It applied the three-stage test for the availability of severance from Beckett Investment Group Ltd v Hall  EWCA Civ 613, which was approved by the Supreme Court in Egon Zehnder Ltd v Tillman  UKSC 32 ((1) It must be possible to ‘blue pencil’ the offending provision; (2) there must be consideration for what remains; (3) the effect of severance must not be to make the contract ‘not the sort of contract that the parties entered into at all’).
While the first two stages were satisfied (as was common ground), the third was not. The contract before severance was “a CFA with a substantial proportion of the solicitor’s proposed remuneration being conditional upon the contingencies outlined in paragraph 3”, while after severance, it would be “a conventional retainer providing simply for the solicitors to charge at a discounted rate, with no conditional element at all”.
VF was not assisted by Garnat Trading because there were two workstreams in that case with different payment terms, whereas in this case there was only one retainer governing all of the work. That was a conclusion reached without reference to public policy, but in any event, it would be contrary to public policy to permit severance. Doing so would permit partial enforcement of an unenforceable CFA.
Furthermore, in an unsuccessful case, the solicitors would recover exactly what they contracted for without suffering any penalty at all.

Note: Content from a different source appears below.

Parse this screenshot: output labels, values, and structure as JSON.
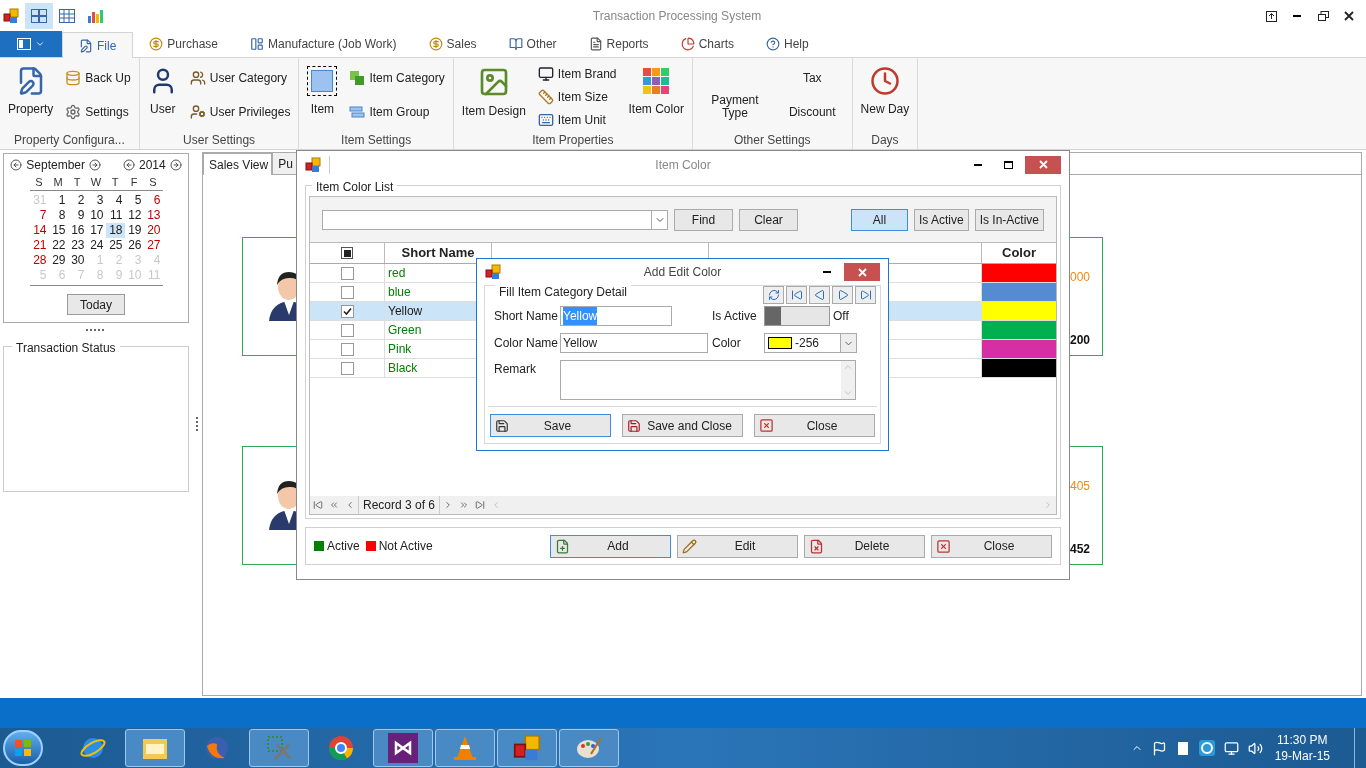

Andrews LJ made further observations on public policy, accepting the clients’ submission that VF was seeking to carve out a special regulatory regime for discounted CFAs, under which the discounted fees would always be payable. She noted that, if that were right, “there would be little incentive to solicitors to adhere to the straightforward requirements of the regulations laid down for the protection of their clients, if the worst that could happen if they failed to do so would be that they would be paid the amount that the client had agreed to pay for their services win or lose”.
Having dismissed the possibility of severance, Stuart-Smith LJ dealt with quantum meruit briefly, holding that, on the basis of authority (in particular, Awwad) and public policy that it was not available.
Andrews LJ added that “the short answer is that it is not open to the solicitors to claim by the back door any payment for their services which they cannot receive through the front”, referring to the House of Lords decisions in Orakpo v Manson Investments Ltd  AC 95 and Dimond v Lovell  1 AC 384.
“The clients cannot be said to have been ‘unjustly’ enriched by the receipt of services for which solicitors cannot claim to be paid under a contract which failed to comply with the specific requirements that would have made it a lawful and enforceable CFA. Equity will not step in to relieve the solicitors from the consequences of providing services pursuant to an unlawful agreement which they are precluded from enforcing.”
The court held that section 70 Solicitors Act 1974 gave rise to a self-contained regime, under which repayment of sums paid on account of a bill being assessed would automatically be ordered if the bill was assessed at less than what had been paid. Aratra Potato was not a case involving a section 70 detailed assessment and in any event, in light of cases such as Garrett, the law had moved on since then.
Diag Human will be pored over by those presently involved in disputes with litigation funders over what might be payable under prima facie unenforceable LFAs. Funders will be considering what, if anything, can be saved by severance and the possibility of restitutionary claims, for example for the amount of the funding provided.
While the court in Diag Human was not concerned with the position of litigation funders, it is certainly not a helpful judgment for them. In remains to be seen how much further this case goes. The Court of Appeal refused VF permission to appeal to the Supreme Court.